- _Data records_:

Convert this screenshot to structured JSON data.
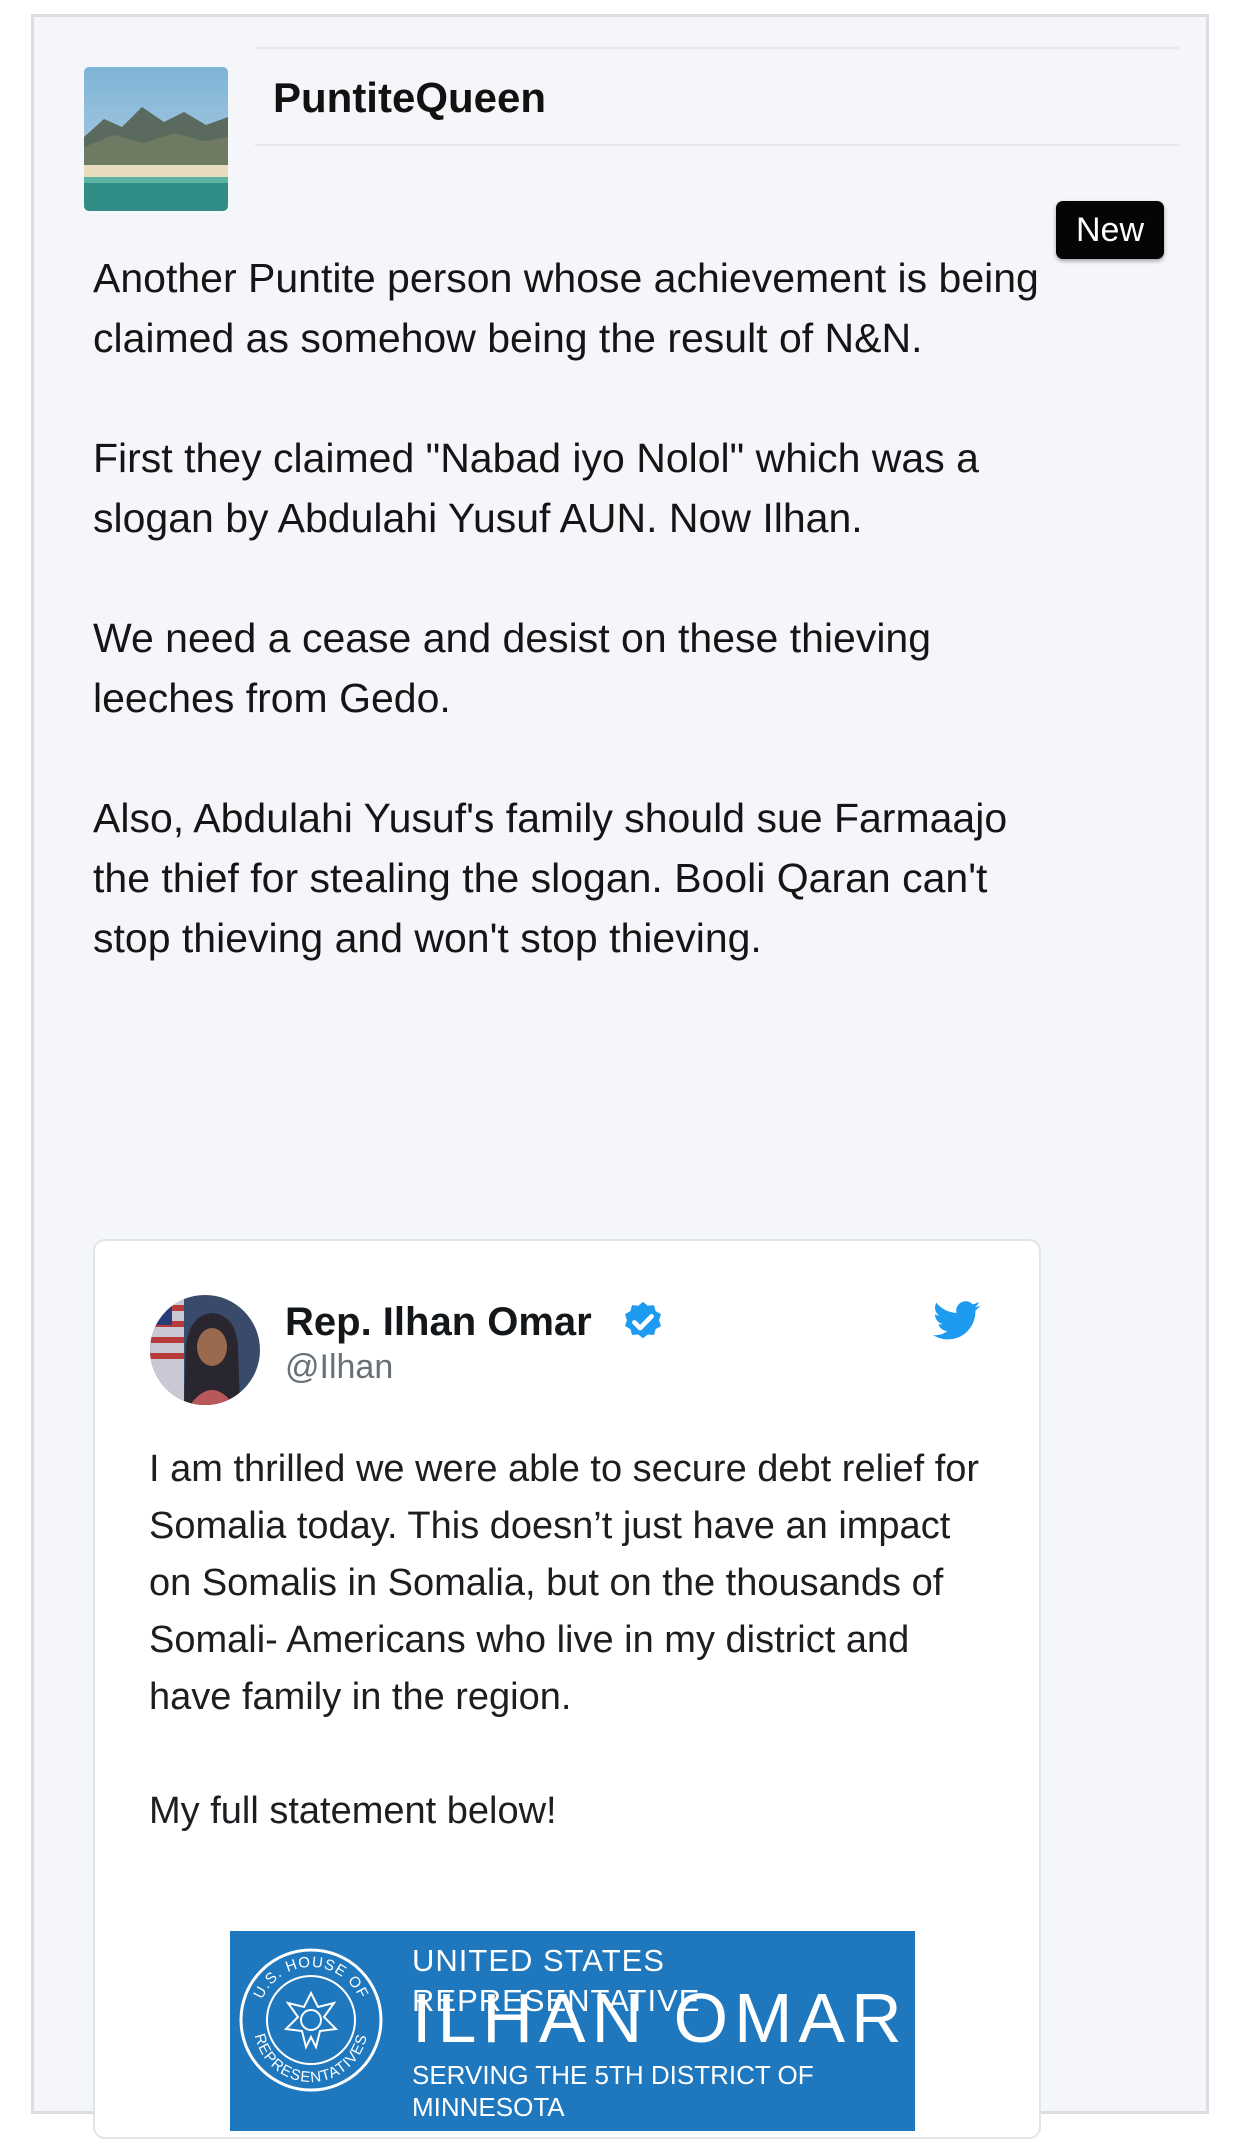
{
  "post": {
    "username": "PuntiteQueen",
    "badge": "New",
    "paragraphs": [
      "Another Puntite person whose achievement is being claimed as somehow being the result of N&N.",
      "First they claimed \"Nabad iyo Nolol\" which was a slogan by Abdulahi Yusuf AUN. Now Ilhan.",
      "We need a cease and desist on these thieving leeches from Gedo.",
      "Also, Abdulahi Yusuf's family should sue Farmaajo the thief for stealing the slogan. Booli Qaran can't stop thieving and won't stop thieving."
    ]
  },
  "tweet": {
    "name": "Rep. Ilhan Omar",
    "handle": "@Ilhan",
    "verified_icon": "verified-badge-icon",
    "platform_icon": "twitter-bird-icon",
    "paragraphs": [
      "I am thrilled we were able to secure debt relief for Somalia today. This doesn’t just have an impact on Somalis in Somalia, but on the thousands of Somali- Americans who live in my district and have family in the region.",
      "My full statement below!"
    ],
    "banner": {
      "line1": "UNITED STATES REPRESENTATIVE",
      "line2": "ILHAN OMAR",
      "line3": "SERVING THE 5TH DISTRICT OF MINNESOTA",
      "seal_text_top": "U.S. HOUSE OF",
      "seal_text_bottom": "REPRESENTATIVES"
    }
  },
  "colors": {
    "card_bg": "#f5f6fa",
    "badge_bg": "#050505",
    "twitter_blue": "#1d9bf0",
    "banner_blue": "#1f78be"
  }
}
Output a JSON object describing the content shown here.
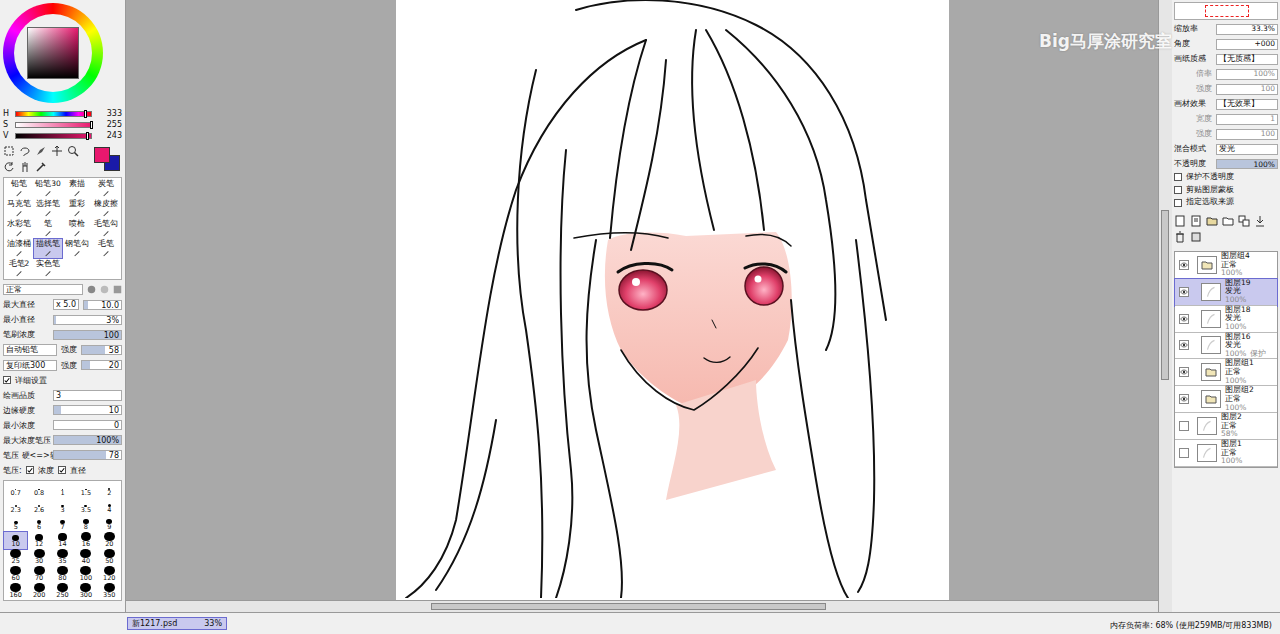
{
  "color_panel": {
    "sliders": [
      {
        "label": "H",
        "value": "333",
        "level": 0.92
      },
      {
        "label": "S",
        "value": "255",
        "level": 1.0
      },
      {
        "label": "V",
        "value": "243",
        "level": 0.95
      }
    ],
    "swatches": [
      {
        "color": "#e8186e"
      },
      {
        "color": "#1a1aa8"
      }
    ]
  },
  "tools": [
    {
      "label": "铅笔",
      "selected": false
    },
    {
      "label": "铅笔30",
      "selected": false
    },
    {
      "label": "素描",
      "selected": false
    },
    {
      "label": "炭笔",
      "selected": false
    },
    {
      "label": "马克笔",
      "selected": false
    },
    {
      "label": "选择笔",
      "selected": false
    },
    {
      "label": "重彩",
      "selected": false
    },
    {
      "label": "橡皮擦",
      "selected": false
    },
    {
      "label": "水彩笔",
      "selected": false
    },
    {
      "label": "笔",
      "selected": false
    },
    {
      "label": "喷枪",
      "selected": false
    },
    {
      "label": "毛笔勾",
      "selected": false
    },
    {
      "label": "油漆桶",
      "selected": false
    },
    {
      "label": "描线笔",
      "selected": true
    },
    {
      "label": "钢笔勾",
      "selected": false
    },
    {
      "label": "毛笔",
      "selected": false
    },
    {
      "label": "毛笔2",
      "selected": false
    },
    {
      "label": "实色笔",
      "selected": false
    }
  ],
  "brush": {
    "mode": "正常",
    "sliders": [
      {
        "label": "最大直径",
        "prefix": "x 5.0",
        "value": "10.0",
        "level": 0.1
      },
      {
        "label": "最小直径",
        "value": "3%",
        "level": 0.03
      },
      {
        "label": "笔刷浓度",
        "value": "100",
        "level": 1.0
      }
    ],
    "textures": [
      {
        "name": "自动铅笔",
        "label": "强度",
        "value": "58",
        "level": 0.58
      },
      {
        "name": "复印纸300",
        "label": "强度",
        "value": "20",
        "level": 0.2
      }
    ],
    "detail": {
      "label": "详细设置",
      "checked": true
    },
    "quality": {
      "label": "绘画品质",
      "value": "3"
    },
    "detail_sliders": [
      {
        "label": "边缘硬度",
        "value": "10",
        "level": 0.1
      },
      {
        "label": "最小浓度",
        "value": "0",
        "level": 0.0
      },
      {
        "label": "最大浓度笔压",
        "value": "100%",
        "level": 1.0
      },
      {
        "label": "笔压 硬<=>软",
        "value": "78",
        "level": 0.78
      }
    ],
    "pressure": {
      "label": "笔压:",
      "options": [
        {
          "label": "浓度",
          "checked": true
        },
        {
          "label": "直径",
          "checked": true
        }
      ]
    }
  },
  "sizes": [
    {
      "label": "0.7",
      "selected": false
    },
    {
      "label": "0.8",
      "selected": false
    },
    {
      "label": "1",
      "selected": false
    },
    {
      "label": "1.5",
      "selected": false
    },
    {
      "label": "2",
      "selected": false
    },
    {
      "label": "2.3",
      "selected": false
    },
    {
      "label": "2.6",
      "selected": false
    },
    {
      "label": "3",
      "selected": false
    },
    {
      "label": "3.5",
      "selected": false
    },
    {
      "label": "4",
      "selected": false
    },
    {
      "label": "5",
      "selected": false
    },
    {
      "label": "6",
      "selected": false
    },
    {
      "label": "7",
      "selected": false
    },
    {
      "label": "8",
      "selected": false
    },
    {
      "label": "9",
      "selected": false
    },
    {
      "label": "10",
      "selected": true
    },
    {
      "label": "12",
      "selected": false
    },
    {
      "label": "14",
      "selected": false
    },
    {
      "label": "16",
      "selected": false
    },
    {
      "label": "20",
      "selected": false
    },
    {
      "label": "25",
      "selected": false
    },
    {
      "label": "30",
      "selected": false
    },
    {
      "label": "35",
      "selected": false
    },
    {
      "label": "40",
      "selected": false
    },
    {
      "label": "50",
      "selected": false
    },
    {
      "label": "60",
      "selected": false
    },
    {
      "label": "70",
      "selected": false
    },
    {
      "label": "80",
      "selected": false
    },
    {
      "label": "100",
      "selected": false
    },
    {
      "label": "120",
      "selected": false
    },
    {
      "label": "160",
      "selected": false
    },
    {
      "label": "200",
      "selected": false
    },
    {
      "label": "250",
      "selected": false
    },
    {
      "label": "300",
      "selected": false
    },
    {
      "label": "350",
      "selected": false
    }
  ],
  "canvas": {
    "watermark": "Big马厚涂研究室"
  },
  "document_tab": {
    "name": "新1217.psd",
    "zoom": "33%"
  },
  "status_bar": "内存负荷率: 68% (使用259MB/可用833MB)",
  "right_panel": {
    "navigator": [
      {
        "label": "缩放率",
        "value": "33.3%"
      },
      {
        "label": "角度",
        "value": "+000"
      }
    ],
    "paper": [
      {
        "label": "画纸质感",
        "value": "【无质感】",
        "sub": [
          {
            "label": "倍率",
            "value": "100%"
          },
          {
            "label": "强度",
            "value": "100"
          }
        ]
      },
      {
        "label": "画材效果",
        "value": "【无效果】",
        "sub": [
          {
            "label": "宽度",
            "value": "1"
          },
          {
            "label": "强度",
            "value": "100"
          }
        ]
      }
    ],
    "blend": {
      "label": "混合模式",
      "value": "发光"
    },
    "opacity": {
      "label": "不透明度",
      "value": "100%",
      "level": 1.0
    },
    "options": [
      {
        "label": "保护不透明度",
        "checked": false
      },
      {
        "label": "剪贴图层蒙板",
        "checked": false
      },
      {
        "label": "指定选取来源",
        "checked": false
      }
    ],
    "layers": [
      {
        "name": "图层组4",
        "mode": "正常",
        "opacity": "100%",
        "kind": "folder",
        "visible": true,
        "nested": false,
        "selected": false
      },
      {
        "name": "图层19",
        "mode": "发光",
        "opacity": "100%",
        "kind": "layer",
        "visible": true,
        "nested": true,
        "selected": true
      },
      {
        "name": "图层18",
        "mode": "发光",
        "opacity": "100%",
        "kind": "layer",
        "visible": true,
        "nested": true,
        "selected": false
      },
      {
        "name": "图层16",
        "mode": "发光",
        "opacity": "100%",
        "tag": "保护",
        "kind": "layer",
        "visible": true,
        "nested": true,
        "selected": false
      },
      {
        "name": "图层组1",
        "mode": "正常",
        "opacity": "100%",
        "kind": "folder",
        "visible": true,
        "nested": true,
        "selected": false
      },
      {
        "name": "图层组2",
        "mode": "正常",
        "opacity": "100%",
        "kind": "folder",
        "visible": true,
        "nested": true,
        "selected": false
      },
      {
        "name": "图层2",
        "mode": "正常",
        "opacity": "58%",
        "kind": "layer",
        "visible": false,
        "nested": false,
        "selected": false
      },
      {
        "name": "图层1",
        "mode": "正常",
        "opacity": "100%",
        "kind": "layer",
        "visible": false,
        "nested": false,
        "selected": false
      }
    ]
  }
}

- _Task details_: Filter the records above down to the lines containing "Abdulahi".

- _Answer for this exercise_:
      "First they claimed \"Nabad iyo Nolol\" which was a slogan by Abdulahi Yusuf AUN. Now Ilhan.",
      "Also, Abdulahi Yusuf's family should sue Farmaajo the thief for stealing the slogan. Booli Qaran can't stop thieving and won't stop thieving."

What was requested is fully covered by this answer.